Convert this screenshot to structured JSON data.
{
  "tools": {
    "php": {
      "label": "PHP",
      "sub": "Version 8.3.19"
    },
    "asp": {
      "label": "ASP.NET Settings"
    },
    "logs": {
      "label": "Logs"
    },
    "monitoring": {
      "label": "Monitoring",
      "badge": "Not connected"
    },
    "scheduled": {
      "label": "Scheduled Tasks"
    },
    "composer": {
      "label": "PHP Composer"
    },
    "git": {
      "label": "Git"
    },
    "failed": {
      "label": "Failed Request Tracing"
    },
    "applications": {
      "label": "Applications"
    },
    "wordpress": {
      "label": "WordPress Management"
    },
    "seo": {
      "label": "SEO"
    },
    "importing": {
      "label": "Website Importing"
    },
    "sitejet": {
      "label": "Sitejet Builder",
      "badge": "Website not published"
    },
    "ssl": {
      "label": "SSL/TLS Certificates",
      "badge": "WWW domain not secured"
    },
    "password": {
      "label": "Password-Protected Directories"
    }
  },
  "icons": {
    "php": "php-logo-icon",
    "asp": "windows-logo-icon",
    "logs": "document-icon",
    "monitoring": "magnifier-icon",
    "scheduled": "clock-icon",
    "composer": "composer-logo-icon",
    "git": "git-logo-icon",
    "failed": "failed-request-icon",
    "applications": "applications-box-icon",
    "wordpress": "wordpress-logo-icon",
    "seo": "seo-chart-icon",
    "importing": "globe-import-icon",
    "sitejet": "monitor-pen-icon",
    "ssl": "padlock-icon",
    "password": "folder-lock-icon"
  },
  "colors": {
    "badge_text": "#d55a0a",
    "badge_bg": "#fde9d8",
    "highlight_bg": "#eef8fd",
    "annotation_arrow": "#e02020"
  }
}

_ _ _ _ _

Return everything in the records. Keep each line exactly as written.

- _RESULT_:
Convert this screenshot to structured JSON data.
{
  "tools": {
    "php": {
      "label": "PHP",
      "sub": "Version 8.3.19"
    },
    "asp": {
      "label": "ASP.NET Settings"
    },
    "logs": {
      "label": "Logs"
    },
    "monitoring": {
      "label": "Monitoring",
      "badge": "Not connected"
    },
    "scheduled": {
      "label": "Scheduled Tasks"
    },
    "composer": {
      "label": "PHP Composer"
    },
    "git": {
      "label": "Git"
    },
    "failed": {
      "label": "Failed Request Tracing"
    },
    "applications": {
      "label": "Applications"
    },
    "wordpress": {
      "label": "WordPress Management"
    },
    "seo": {
      "label": "SEO"
    },
    "importing": {
      "label": "Website Importing"
    },
    "sitejet": {
      "label": "Sitejet Builder",
      "badge": "Website not published"
    },
    "ssl": {
      "label": "SSL/TLS Certificates",
      "badge": "WWW domain not secured"
    },
    "password": {
      "label": "Password-Protected Directories"
    }
  },
  "icons": {
    "php": "php-logo-icon",
    "asp": "windows-logo-icon",
    "logs": "document-icon",
    "monitoring": "magnifier-icon",
    "scheduled": "clock-icon",
    "composer": "composer-logo-icon",
    "git": "git-logo-icon",
    "failed": "failed-request-icon",
    "applications": "applications-box-icon",
    "wordpress": "wordpress-logo-icon",
    "seo": "seo-chart-icon",
    "importing": "globe-import-icon",
    "sitejet": "monitor-pen-icon",
    "ssl": "padlock-icon",
    "password": "folder-lock-icon"
  },
  "colors": {
    "badge_text": "#d55a0a",
    "badge_bg": "#fde9d8",
    "highlight_bg": "#eef8fd",
    "annotation_arrow": "#e02020"
  }
}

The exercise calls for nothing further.